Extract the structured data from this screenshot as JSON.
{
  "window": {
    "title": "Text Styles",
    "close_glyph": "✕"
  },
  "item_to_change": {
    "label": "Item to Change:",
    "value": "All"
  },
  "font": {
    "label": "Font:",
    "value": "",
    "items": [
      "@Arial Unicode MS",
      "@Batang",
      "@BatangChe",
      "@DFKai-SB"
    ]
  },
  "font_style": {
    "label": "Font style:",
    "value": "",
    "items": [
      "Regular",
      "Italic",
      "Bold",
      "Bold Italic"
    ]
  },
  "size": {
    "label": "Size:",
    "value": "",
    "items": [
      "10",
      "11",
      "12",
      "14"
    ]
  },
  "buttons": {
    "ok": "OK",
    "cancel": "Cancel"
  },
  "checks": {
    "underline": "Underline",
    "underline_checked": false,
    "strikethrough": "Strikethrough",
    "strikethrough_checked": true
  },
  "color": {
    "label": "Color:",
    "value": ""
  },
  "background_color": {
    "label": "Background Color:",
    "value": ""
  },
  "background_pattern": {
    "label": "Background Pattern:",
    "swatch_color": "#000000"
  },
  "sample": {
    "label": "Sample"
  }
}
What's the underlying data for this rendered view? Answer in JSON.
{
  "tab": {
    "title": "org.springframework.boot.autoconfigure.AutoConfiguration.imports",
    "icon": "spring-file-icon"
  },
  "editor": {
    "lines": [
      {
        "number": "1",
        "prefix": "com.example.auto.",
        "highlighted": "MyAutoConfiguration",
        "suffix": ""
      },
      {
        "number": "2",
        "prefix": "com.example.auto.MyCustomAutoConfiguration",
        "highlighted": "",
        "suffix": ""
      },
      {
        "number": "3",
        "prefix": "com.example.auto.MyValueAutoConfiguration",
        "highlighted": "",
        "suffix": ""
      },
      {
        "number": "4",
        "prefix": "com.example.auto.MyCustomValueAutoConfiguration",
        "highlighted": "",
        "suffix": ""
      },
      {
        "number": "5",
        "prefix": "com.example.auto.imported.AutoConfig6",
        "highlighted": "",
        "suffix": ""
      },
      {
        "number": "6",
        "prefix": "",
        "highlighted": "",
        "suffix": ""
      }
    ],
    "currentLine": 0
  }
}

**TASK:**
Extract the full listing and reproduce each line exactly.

**RESPONSE:**
Extract the structured data from this screenshot as JSON.
{
  "window": {
    "title": "Text Styles",
    "close_glyph": "✕"
  },
  "item_to_change": {
    "label": "Item to Change:",
    "value": "All"
  },
  "font": {
    "label": "Font:",
    "value": "",
    "items": [
      "@Arial Unicode MS",
      "@Batang",
      "@BatangChe",
      "@DFKai-SB"
    ]
  },
  "font_style": {
    "label": "Font style:",
    "value": "",
    "items": [
      "Regular",
      "Italic",
      "Bold",
      "Bold Italic"
    ]
  },
  "size": {
    "label": "Size:",
    "value": "",
    "items": [
      "10",
      "11",
      "12",
      "14"
    ]
  },
  "buttons": {
    "ok": "OK",
    "cancel": "Cancel"
  },
  "checks": {
    "underline": "Underline",
    "underline_checked": false,
    "strikethrough": "Strikethrough",
    "strikethrough_checked": true
  },
  "color": {
    "label": "Color:",
    "value": ""
  },
  "background_color": {
    "label": "Background Color:",
    "value": ""
  },
  "background_pattern": {
    "label": "Background Pattern:",
    "swatch_color": "#000000"
  },
  "sample": {
    "label": "Sample"
  }
}
What's the underlying data for this rendered view? Answer in JSON.
{
  "tab": {
    "title": "org.springframework.boot.autoconfigure.AutoConfiguration.imports",
    "icon": "spring-file-icon"
  },
  "editor": {
    "lines": [
      {
        "number": "1",
        "prefix": "com.example.auto.",
        "highlighted": "MyAutoConfiguration",
        "suffix": ""
      },
      {
        "number": "2",
        "prefix": "com.example.auto.MyCustomAutoConfiguration",
        "highlighted": "",
        "suffix": ""
      },
      {
        "number": "3",
        "prefix": "com.example.auto.MyValueAutoConfiguration",
        "highlighted": "",
        "suffix": ""
      },
      {
        "number": "4",
        "prefix": "com.example.auto.MyCustomValueAutoConfiguration",
        "highlighted": "",
        "suffix": ""
      },
      {
        "number": "5",
        "prefix": "com.example.auto.imported.AutoConfig6",
        "highlighted": "",
        "suffix": ""
      },
      {
        "number": "6",
        "prefix": "",
        "highlighted": "",
        "suffix": ""
      }
    ],
    "currentLine": 0
  }
}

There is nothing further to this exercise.